Muskwynsky described her experience with the criminal justice system as “there is something wrong with our state”. She was forced to deal with several glitches in the system, such as the death notification process and a soft judge, in order to try to bring her daughter’s killers to justice.
Bruce Caldwell, a lieutenant with the Sugarland Police Department, felt that his experience with the criminal justice system was grossly inadequate for his son’s death. The man convicted of killing Caldwell’s son was given thirty years of prison time, the lightest sentence he has seen out of every homicide he worked in his stint as a detective.
“We go on with the trial and they made a complete mockery of my son and his life,” said Caldwell. “The jury wouldn’t even look my wife and I in the eyes.”
Carlton Collier joined the Parents of Murdered Children organization in order to help others deal with the criminal justice system, since he also experienced frustrations, such as the confession his wife’s killer made was void because of police failure.
“My best therapy is to try to help other people learn how to cope with the criminal justice system,” Collier said. “It’s more for the criminals than it is for the victims.”

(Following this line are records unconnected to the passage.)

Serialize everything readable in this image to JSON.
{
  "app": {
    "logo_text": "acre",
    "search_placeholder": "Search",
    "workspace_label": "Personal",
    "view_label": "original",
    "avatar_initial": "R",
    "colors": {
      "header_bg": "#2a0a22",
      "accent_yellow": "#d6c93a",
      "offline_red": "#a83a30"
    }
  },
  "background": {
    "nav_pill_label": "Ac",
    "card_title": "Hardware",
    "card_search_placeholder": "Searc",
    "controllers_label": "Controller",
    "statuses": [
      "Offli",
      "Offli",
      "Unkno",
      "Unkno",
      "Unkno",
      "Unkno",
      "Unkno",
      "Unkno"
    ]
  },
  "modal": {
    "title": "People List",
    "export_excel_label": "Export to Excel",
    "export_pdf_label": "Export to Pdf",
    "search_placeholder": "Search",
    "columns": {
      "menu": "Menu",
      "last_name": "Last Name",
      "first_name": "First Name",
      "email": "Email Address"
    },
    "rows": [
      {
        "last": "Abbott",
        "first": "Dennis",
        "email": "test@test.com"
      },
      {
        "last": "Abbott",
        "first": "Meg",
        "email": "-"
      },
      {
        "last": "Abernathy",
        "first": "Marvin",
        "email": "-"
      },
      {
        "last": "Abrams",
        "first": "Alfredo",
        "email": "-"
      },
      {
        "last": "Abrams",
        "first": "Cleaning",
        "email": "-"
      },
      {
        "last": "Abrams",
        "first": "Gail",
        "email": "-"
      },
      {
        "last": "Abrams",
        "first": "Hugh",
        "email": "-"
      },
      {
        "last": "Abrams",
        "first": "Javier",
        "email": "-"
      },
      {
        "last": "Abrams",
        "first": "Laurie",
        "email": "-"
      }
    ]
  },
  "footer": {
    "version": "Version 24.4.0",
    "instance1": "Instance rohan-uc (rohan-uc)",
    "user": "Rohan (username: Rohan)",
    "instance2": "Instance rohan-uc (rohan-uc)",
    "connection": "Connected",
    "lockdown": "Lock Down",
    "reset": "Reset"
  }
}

Following the experiences of the victim’s families, Kahan spoke to the audience about his job as the only Victim Advocate working for a city in the nation. He feels that the least the government can do is to “watch over victim’s rights, their well-being, their due process, and what happens with them,” instead of focusing on the criminal.
To do this, Kahan focuses on passing legislature to help victims get their full rights. He has so far helped pass 22 pieces of legislature.
“Anybody can yell and scream about the injustices of the world,” Kahan said. “But I would much rather prefer to find a solution or remedy.”
Megan Stovall, a senior Criminal Justice major and student in the victimology class, really felt that the presentation brought the point across of how important victim’s rights are to society.
“Instead of focusing on and glorifying the crime, more people need to get involved in the system and learn about victim’s rights,” Stovall said. “Listening to this presentation makes you understand what goes on in the background and what people go through instead of seeing the crime itself.”
Muskwynsky’s daughter was murdered along with her boyfriend by two men in a drug deal dispute. After finding out the exact scenario that took place the night of the murders, Muskwynsky learned that her daughter had simply been in the wrong place at the wrong time. If she had not been out that night, her daughter would still be alive.
“My pain will never, ever go away,” Muskwynsky said. “I will never forgive either one of them.”
Caldwell’s 21-year old son was murdered by a neighbor and close friend who had grown up with Caldwell’s son. Caldwell’s talk stressed to listeners the importance of recognizing that murder victims and their families are real people, and not just another statistic or news story.
“My only son, the last of my blood line, was extinguished.” Caldwell said. “You can’t replace a child. And he didn’t die, he didn’t pass away; he was taken from us, he was murdered.”
Collier’s wife and niece were home alone when they heard noises outside, so his wife went to go check out the disturbance. A local teenager forced his way in the house after she stepped outside, and forced Collier’s wife and niece to lay face down on a bed. In an attempt to protect her niece, Collier’s wife tried to reach a gun kept in the nightstand nearby, but was shot in the head before she could get the weapon. While recounting the tale of her murder, Collier shared his last memories of his wife with the audience.
“My wife and I were on top of a hill, looking at the tangerine colored sky,” Carlton Collier said. “She was talking and I was looking at her and just thinking to myself just how lucky I was to have her in my life. Little did I know, that was the last time I would see her”